The Gamevice Wikipad, an accessory to turn a tablet into handheld gaming device. There are two analogue sticks, a D-Pad and four action buttons with a display in the middle but that's really the extent of it. However, This is vastly different from the Nintendo Switch since the Joy-Cons actually slide into place. The early concept for the Wii U from 2012 is evidence of this.

But the sales shortages haven't hurt sales, because the Nintendo Switch has sold 4.7million units worldwide since launch.

The Nintendo Switch has been notoriously hard to get hold of since releasing on March 3.

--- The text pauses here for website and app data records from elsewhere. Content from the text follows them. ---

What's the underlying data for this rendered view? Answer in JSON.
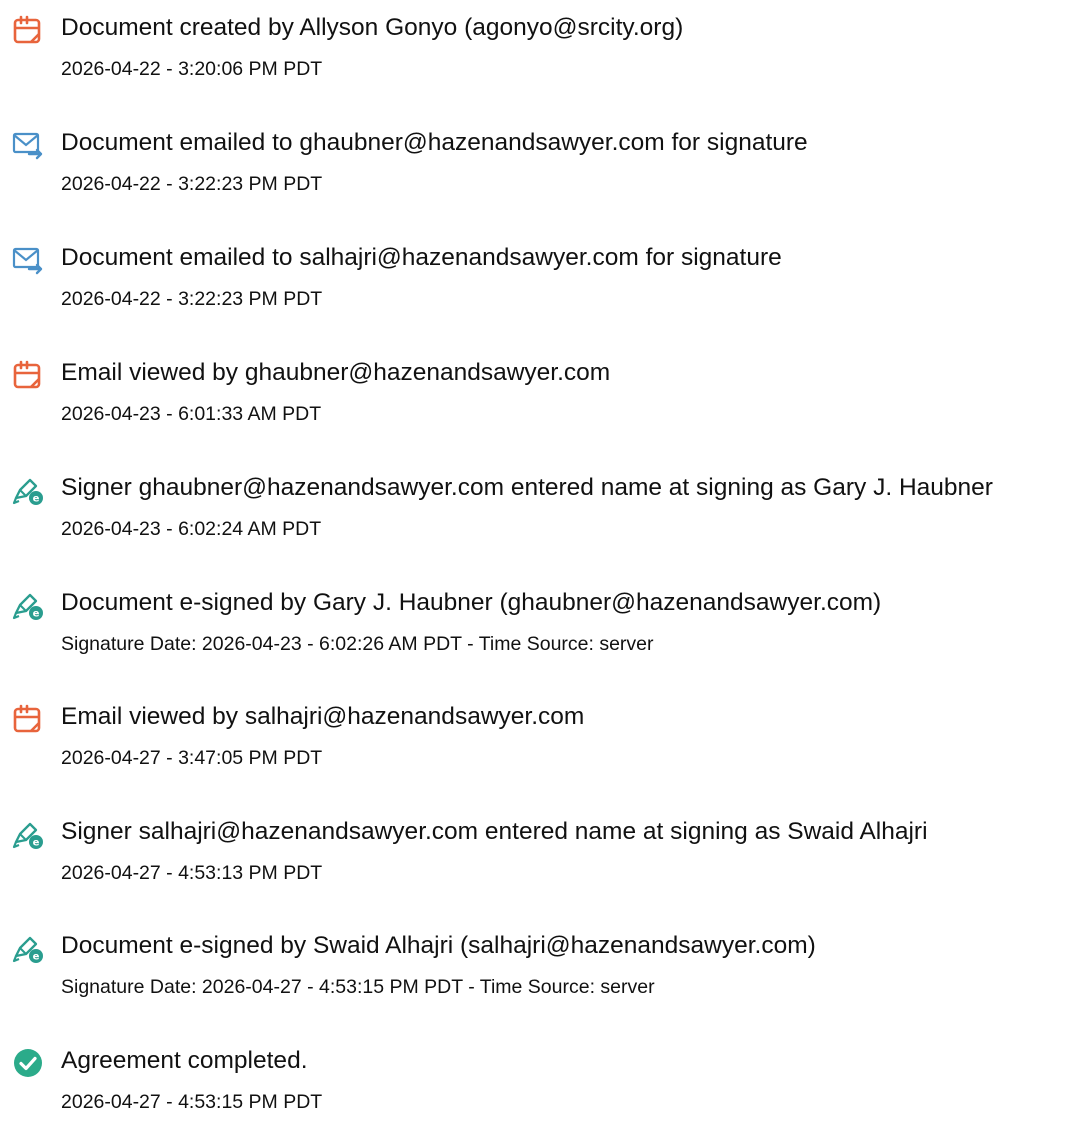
{
  "colors": {
    "document_icon": "#e8643c",
    "email_icon": "#4a90c8",
    "signature_icon": "#2a9d8f",
    "complete_icon": "#2bab8a",
    "text": "#111111"
  },
  "events": [
    {
      "icon": "document-icon",
      "title": "Document created by Allyson Gonyo (agonyo@srcity.org)",
      "time": "2026-04-22 - 3:20:06 PM PDT"
    },
    {
      "icon": "email-icon",
      "title": "Document emailed to ghaubner@hazenandsawyer.com for signature",
      "time": "2026-04-22 - 3:22:23 PM PDT"
    },
    {
      "icon": "email-icon",
      "title": "Document emailed to salhajri@hazenandsawyer.com for signature",
      "time": "2026-04-22 - 3:22:23 PM PDT"
    },
    {
      "icon": "document-icon",
      "title": "Email viewed by ghaubner@hazenandsawyer.com",
      "time": "2026-04-23 - 6:01:33 AM PDT"
    },
    {
      "icon": "signature-icon",
      "title": "Signer ghaubner@hazenandsawyer.com entered name at signing as Gary J. Haubner",
      "time": "2026-04-23 - 6:02:24 AM PDT"
    },
    {
      "icon": "signature-icon",
      "title": "Document e-signed by Gary J. Haubner (ghaubner@hazenandsawyer.com)",
      "time": "Signature Date: 2026-04-23 - 6:02:26 AM PDT - Time Source: server"
    },
    {
      "icon": "document-icon",
      "title": "Email viewed by salhajri@hazenandsawyer.com",
      "time": "2026-04-27 - 3:47:05 PM PDT"
    },
    {
      "icon": "signature-icon",
      "title": "Signer salhajri@hazenandsawyer.com entered name at signing as Swaid Alhajri",
      "time": "2026-04-27 - 4:53:13 PM PDT"
    },
    {
      "icon": "signature-icon",
      "title": "Document e-signed by Swaid Alhajri (salhajri@hazenandsawyer.com)",
      "time": "Signature Date: 2026-04-27 - 4:53:15 PM PDT - Time Source: server"
    },
    {
      "icon": "checkmark-icon",
      "title": "Agreement completed.",
      "time": "2026-04-27 - 4:53:15 PM PDT"
    }
  ]
}
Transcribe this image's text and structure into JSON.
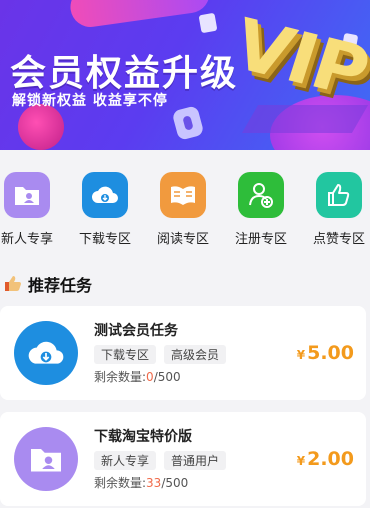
{
  "banner": {
    "title": "会员权益升级",
    "subtitle": "解锁新权益  收益享不停",
    "badge": "VIP"
  },
  "categories": [
    {
      "label": "新人专享",
      "icon": "folder-user-icon",
      "color": "#a98bf0"
    },
    {
      "label": "下载专区",
      "icon": "cloud-download-icon",
      "color": "#1e8ee0"
    },
    {
      "label": "阅读专区",
      "icon": "open-book-icon",
      "color": "#f19a3e"
    },
    {
      "label": "注册专区",
      "icon": "add-user-icon",
      "color": "#2ebd3a"
    },
    {
      "label": "点赞专区",
      "icon": "thumbs-up-icon",
      "color": "#22c6a0"
    }
  ],
  "section": {
    "title": "推荐任务",
    "icon": "thumbs-up-emoji-icon"
  },
  "tasks": [
    {
      "title": "测试会员任务",
      "tags": [
        "下载专区",
        "高级会员"
      ],
      "remain_label": "剩余数量:",
      "used": "0",
      "total": "/500",
      "currency": "¥",
      "price": "5.00",
      "icon": "cloud-download-icon",
      "color": "#1e8ee0"
    },
    {
      "title": "下载淘宝特价版",
      "tags": [
        "新人专享",
        "普通用户"
      ],
      "remain_label": "剩余数量:",
      "used": "33",
      "total": "/500",
      "currency": "¥",
      "price": "2.00",
      "icon": "folder-user-icon",
      "color": "#a98bf0"
    }
  ]
}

According to Engadget, the lawsuit was filed by the accessories company called Gamevice who offered the Android gaming tablet known as the Wikipad. While there are differences between the Switch and Gamevice's products, I couldn't say whether or not they're enough to dismiss the lawsuit entirely.